- Experience, knowledge and skills in atomic, molecular and optical physics appropriate to the project goals. This may include, but is not restricted to: familiarity with the operation of magneto-optical traps, experience of the production of ultracold gases, practical knowledge of optical trapping techniques, experience of the creation of ultracold molecules and an understanding of the molecule structure relevant to the experiment.
- Demonstrable ability to work cooperatively as part of a team, including participating in research meetings.
- Ability to work independently on own initiative and to strict deadlines.
- Excellent interpersonal and communication skills.
- Strong publication record in peer-reviewed journals, commensurate with stage of career.
- A track record of presenting research at conferences, symposia, or meetings, commensurate with stage of career.
- Demonstrable ability to develop research proposals and designs in collaboration with other academics.
- Experience of overseeing students with respect to the development of their practical/research skills e.g. acting as a demonstrator; supervising student projects/practicals.
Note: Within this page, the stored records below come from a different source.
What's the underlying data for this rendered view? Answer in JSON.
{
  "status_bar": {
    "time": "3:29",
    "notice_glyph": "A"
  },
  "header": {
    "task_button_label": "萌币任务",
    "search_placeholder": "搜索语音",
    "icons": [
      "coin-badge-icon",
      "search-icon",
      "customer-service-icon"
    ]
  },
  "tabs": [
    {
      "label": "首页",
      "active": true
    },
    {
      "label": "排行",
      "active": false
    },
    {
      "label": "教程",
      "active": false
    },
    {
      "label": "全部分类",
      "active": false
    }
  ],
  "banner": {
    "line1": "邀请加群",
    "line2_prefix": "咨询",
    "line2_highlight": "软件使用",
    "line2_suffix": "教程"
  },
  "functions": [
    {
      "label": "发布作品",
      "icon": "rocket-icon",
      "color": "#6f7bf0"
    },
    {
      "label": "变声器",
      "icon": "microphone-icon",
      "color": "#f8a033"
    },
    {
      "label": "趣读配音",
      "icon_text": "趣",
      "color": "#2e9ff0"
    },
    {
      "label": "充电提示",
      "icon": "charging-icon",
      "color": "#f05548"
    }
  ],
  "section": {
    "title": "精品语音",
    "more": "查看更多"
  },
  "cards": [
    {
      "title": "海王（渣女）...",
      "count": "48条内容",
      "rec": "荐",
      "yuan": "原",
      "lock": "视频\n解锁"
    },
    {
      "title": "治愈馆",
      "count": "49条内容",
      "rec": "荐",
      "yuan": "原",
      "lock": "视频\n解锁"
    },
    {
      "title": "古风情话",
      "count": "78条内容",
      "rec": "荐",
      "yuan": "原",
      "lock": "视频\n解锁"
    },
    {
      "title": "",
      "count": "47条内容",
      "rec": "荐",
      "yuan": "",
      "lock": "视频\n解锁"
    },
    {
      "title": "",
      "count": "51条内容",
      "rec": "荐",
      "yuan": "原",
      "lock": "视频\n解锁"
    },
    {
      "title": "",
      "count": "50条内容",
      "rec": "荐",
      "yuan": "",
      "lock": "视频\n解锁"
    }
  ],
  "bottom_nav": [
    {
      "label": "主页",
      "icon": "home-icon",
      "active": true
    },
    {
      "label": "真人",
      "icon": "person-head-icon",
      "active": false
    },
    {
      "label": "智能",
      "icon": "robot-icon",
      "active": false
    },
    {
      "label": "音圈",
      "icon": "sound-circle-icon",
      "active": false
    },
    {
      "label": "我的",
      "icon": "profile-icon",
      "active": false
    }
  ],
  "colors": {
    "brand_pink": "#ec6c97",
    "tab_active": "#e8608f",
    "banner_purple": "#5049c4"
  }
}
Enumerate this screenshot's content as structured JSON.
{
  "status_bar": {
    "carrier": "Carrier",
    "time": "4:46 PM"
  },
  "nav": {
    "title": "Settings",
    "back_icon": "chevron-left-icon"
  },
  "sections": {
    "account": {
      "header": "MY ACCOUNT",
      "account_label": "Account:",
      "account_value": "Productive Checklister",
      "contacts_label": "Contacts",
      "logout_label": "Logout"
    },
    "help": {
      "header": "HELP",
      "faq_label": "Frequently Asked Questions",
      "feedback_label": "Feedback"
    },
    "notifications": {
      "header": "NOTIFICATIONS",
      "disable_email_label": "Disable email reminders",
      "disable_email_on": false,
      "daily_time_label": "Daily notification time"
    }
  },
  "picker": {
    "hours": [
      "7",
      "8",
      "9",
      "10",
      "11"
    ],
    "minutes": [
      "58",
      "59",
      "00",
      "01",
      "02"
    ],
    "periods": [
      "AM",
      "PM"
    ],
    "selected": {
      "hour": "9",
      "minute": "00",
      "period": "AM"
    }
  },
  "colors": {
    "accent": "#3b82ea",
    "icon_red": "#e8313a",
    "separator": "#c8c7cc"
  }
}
- Experience in techniques relevant to the trapping and manipulation of ultracold atomic gases. Examples include magnetic trapping, basic electronics, development of narrow-linewidth lasers, laser frequency stabilisation and control, internal state control using microwave and rf fields, image analysis, data acquisition and experimental control using Labview.
- Experience of the manipulation of ultracold gases using Feshbach resonances, magneto association of ultracold molecules and internal state transfer using stimulated Raman adiabatic passage.
- Demonstrable ability to plan and manage independent research.
- Demonstrable ability to produce concise and well-written reports for a range of stakeholders using Latex.
- Experience in programming using the Python or Matlab programming languages.
DBS Requirement: Not Applicable.